# [REQUIRED WORK]
Filter the entries below down to the lines that hold "text".

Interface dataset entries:
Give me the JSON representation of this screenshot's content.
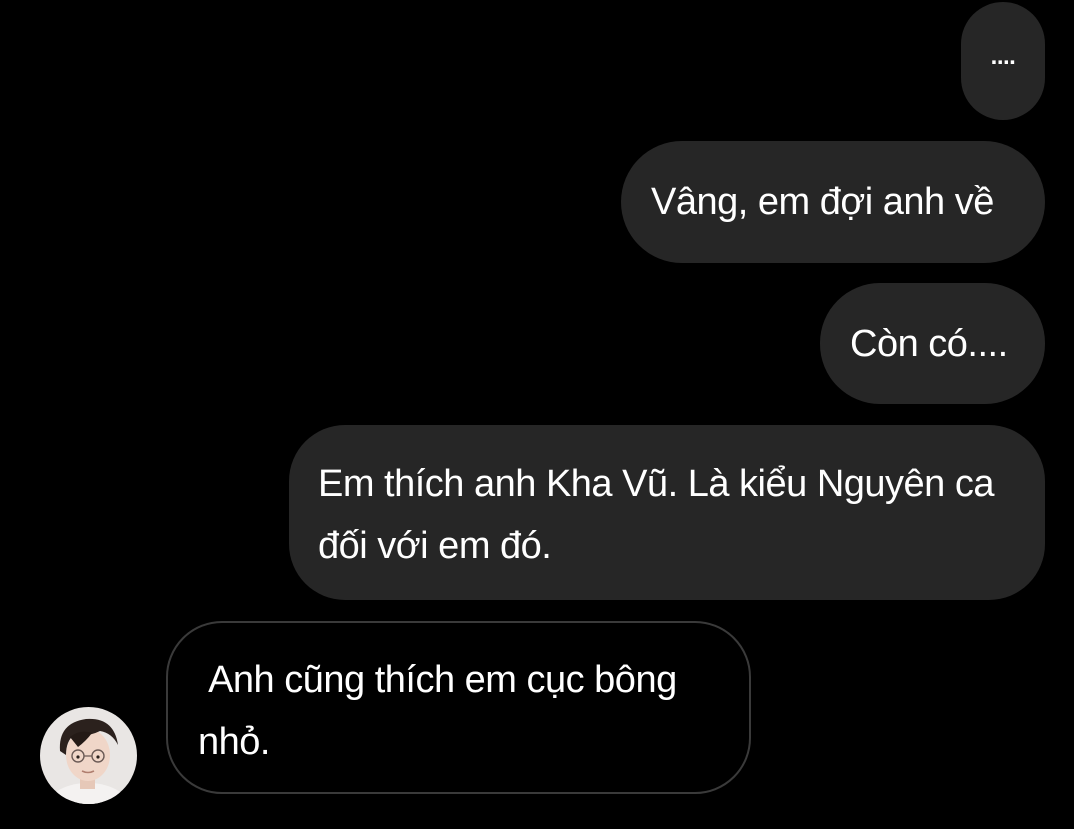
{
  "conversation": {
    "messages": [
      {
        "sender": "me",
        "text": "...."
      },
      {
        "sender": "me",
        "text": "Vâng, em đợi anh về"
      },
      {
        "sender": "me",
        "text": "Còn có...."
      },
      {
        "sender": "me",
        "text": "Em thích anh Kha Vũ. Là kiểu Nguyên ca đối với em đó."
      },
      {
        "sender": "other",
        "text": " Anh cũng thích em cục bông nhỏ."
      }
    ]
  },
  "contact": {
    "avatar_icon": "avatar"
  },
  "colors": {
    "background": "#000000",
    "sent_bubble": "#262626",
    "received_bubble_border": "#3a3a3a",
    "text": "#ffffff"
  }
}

# [EXERCISE OUTPUT]
        "text": "...."
        "text": "Vâng, em đợi anh về"
        "text": "Còn có...."
        "text": "Em thích anh Kha Vũ. Là kiểu Nguyên ca đối với em đó."
        "text": " Anh cũng thích em cục bông nhỏ."
    "text": "#ffffff"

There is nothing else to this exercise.